(Page and application data records)
"""
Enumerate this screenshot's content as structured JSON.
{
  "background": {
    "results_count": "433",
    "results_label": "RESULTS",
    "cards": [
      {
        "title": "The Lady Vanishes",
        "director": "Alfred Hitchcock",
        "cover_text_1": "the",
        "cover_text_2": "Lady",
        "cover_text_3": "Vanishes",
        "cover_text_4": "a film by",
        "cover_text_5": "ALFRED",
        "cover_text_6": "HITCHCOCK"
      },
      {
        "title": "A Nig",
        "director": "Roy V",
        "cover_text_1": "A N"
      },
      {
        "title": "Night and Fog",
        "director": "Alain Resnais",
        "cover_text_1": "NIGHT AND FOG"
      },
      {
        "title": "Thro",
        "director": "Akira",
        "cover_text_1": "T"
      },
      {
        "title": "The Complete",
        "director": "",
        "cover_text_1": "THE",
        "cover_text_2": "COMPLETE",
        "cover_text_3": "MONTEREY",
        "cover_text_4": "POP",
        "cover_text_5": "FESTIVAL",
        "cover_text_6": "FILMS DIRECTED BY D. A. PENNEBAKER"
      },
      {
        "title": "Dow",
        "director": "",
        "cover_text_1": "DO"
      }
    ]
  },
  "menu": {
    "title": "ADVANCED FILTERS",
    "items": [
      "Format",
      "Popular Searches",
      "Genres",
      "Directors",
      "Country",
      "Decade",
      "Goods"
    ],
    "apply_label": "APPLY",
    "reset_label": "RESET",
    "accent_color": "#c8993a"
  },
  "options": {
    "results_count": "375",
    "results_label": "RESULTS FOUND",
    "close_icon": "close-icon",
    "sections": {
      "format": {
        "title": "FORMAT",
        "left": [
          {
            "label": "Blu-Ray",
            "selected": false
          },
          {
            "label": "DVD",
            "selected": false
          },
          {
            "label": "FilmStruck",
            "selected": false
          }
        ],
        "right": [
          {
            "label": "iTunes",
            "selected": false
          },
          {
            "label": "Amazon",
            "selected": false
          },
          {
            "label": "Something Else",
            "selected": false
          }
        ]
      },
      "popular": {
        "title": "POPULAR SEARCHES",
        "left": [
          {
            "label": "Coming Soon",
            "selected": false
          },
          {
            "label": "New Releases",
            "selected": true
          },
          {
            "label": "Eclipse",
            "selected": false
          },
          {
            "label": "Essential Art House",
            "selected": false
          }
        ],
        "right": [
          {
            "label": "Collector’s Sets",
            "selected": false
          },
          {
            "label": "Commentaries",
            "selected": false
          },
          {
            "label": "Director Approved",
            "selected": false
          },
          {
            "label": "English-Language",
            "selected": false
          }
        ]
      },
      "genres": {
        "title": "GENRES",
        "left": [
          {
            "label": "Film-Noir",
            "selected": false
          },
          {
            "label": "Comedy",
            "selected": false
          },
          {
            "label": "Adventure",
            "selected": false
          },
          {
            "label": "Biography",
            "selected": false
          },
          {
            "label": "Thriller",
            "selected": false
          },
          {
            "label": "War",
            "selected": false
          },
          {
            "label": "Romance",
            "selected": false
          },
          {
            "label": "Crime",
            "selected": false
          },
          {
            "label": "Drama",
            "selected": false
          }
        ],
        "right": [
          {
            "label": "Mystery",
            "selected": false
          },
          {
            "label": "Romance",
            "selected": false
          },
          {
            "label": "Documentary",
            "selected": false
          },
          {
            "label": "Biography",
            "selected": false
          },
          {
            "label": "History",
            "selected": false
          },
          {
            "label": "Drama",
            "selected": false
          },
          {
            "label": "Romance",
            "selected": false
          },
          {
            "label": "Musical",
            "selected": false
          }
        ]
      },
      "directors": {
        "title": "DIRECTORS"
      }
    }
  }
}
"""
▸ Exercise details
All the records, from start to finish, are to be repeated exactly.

▸ Response box
Enumerate this screenshot's content as structured JSON.
{
  "background": {
    "results_count": "433",
    "results_label": "RESULTS",
    "cards": [
      {
        "title": "The Lady Vanishes",
        "director": "Alfred Hitchcock",
        "cover_text_1": "the",
        "cover_text_2": "Lady",
        "cover_text_3": "Vanishes",
        "cover_text_4": "a film by",
        "cover_text_5": "ALFRED",
        "cover_text_6": "HITCHCOCK"
      },
      {
        "title": "A Nig",
        "director": "Roy V",
        "cover_text_1": "A N"
      },
      {
        "title": "Night and Fog",
        "director": "Alain Resnais",
        "cover_text_1": "NIGHT AND FOG"
      },
      {
        "title": "Thro",
        "director": "Akira",
        "cover_text_1": "T"
      },
      {
        "title": "The Complete",
        "director": "",
        "cover_text_1": "THE",
        "cover_text_2": "COMPLETE",
        "cover_text_3": "MONTEREY",
        "cover_text_4": "POP",
        "cover_text_5": "FESTIVAL",
        "cover_text_6": "FILMS DIRECTED BY D. A. PENNEBAKER"
      },
      {
        "title": "Dow",
        "director": "",
        "cover_text_1": "DO"
      }
    ]
  },
  "menu": {
    "title": "ADVANCED FILTERS",
    "items": [
      "Format",
      "Popular Searches",
      "Genres",
      "Directors",
      "Country",
      "Decade",
      "Goods"
    ],
    "apply_label": "APPLY",
    "reset_label": "RESET",
    "accent_color": "#c8993a"
  },
  "options": {
    "results_count": "375",
    "results_label": "RESULTS FOUND",
    "close_icon": "close-icon",
    "sections": {
      "format": {
        "title": "FORMAT",
        "left": [
          {
            "label": "Blu-Ray",
            "selected": false
          },
          {
            "label": "DVD",
            "selected": false
          },
          {
            "label": "FilmStruck",
            "selected": false
          }
        ],
        "right": [
          {
            "label": "iTunes",
            "selected": false
          },
          {
            "label": "Amazon",
            "selected": false
          },
          {
            "label": "Something Else",
            "selected": false
          }
        ]
      },
      "popular": {
        "title": "POPULAR SEARCHES",
        "left": [
          {
            "label": "Coming Soon",
            "selected": false
          },
          {
            "label": "New Releases",
            "selected": true
          },
          {
            "label": "Eclipse",
            "selected": false
          },
          {
            "label": "Essential Art House",
            "selected": false
          }
        ],
        "right": [
          {
            "label": "Collector’s Sets",
            "selected": false
          },
          {
            "label": "Commentaries",
            "selected": false
          },
          {
            "label": "Director Approved",
            "selected": false
          },
          {
            "label": "English-Language",
            "selected": false
          }
        ]
      },
      "genres": {
        "title": "GENRES",
        "left": [
          {
            "label": "Film-Noir",
            "selected": false
          },
          {
            "label": "Comedy",
            "selected": false
          },
          {
            "label": "Adventure",
            "selected": false
          },
          {
            "label": "Biography",
            "selected": false
          },
          {
            "label": "Thriller",
            "selected": false
          },
          {
            "label": "War",
            "selected": false
          },
          {
            "label": "Romance",
            "selected": false
          },
          {
            "label": "Crime",
            "selected": false
          },
          {
            "label": "Drama",
            "selected": false
          }
        ],
        "right": [
          {
            "label": "Mystery",
            "selected": false
          },
          {
            "label": "Romance",
            "selected": false
          },
          {
            "label": "Documentary",
            "selected": false
          },
          {
            "label": "Biography",
            "selected": false
          },
          {
            "label": "History",
            "selected": false
          },
          {
            "label": "Drama",
            "selected": false
          },
          {
            "label": "Romance",
            "selected": false
          },
          {
            "label": "Musical",
            "selected": false
          }
        ]
      },
      "directors": {
        "title": "DIRECTORS"
      }
    }
  }
}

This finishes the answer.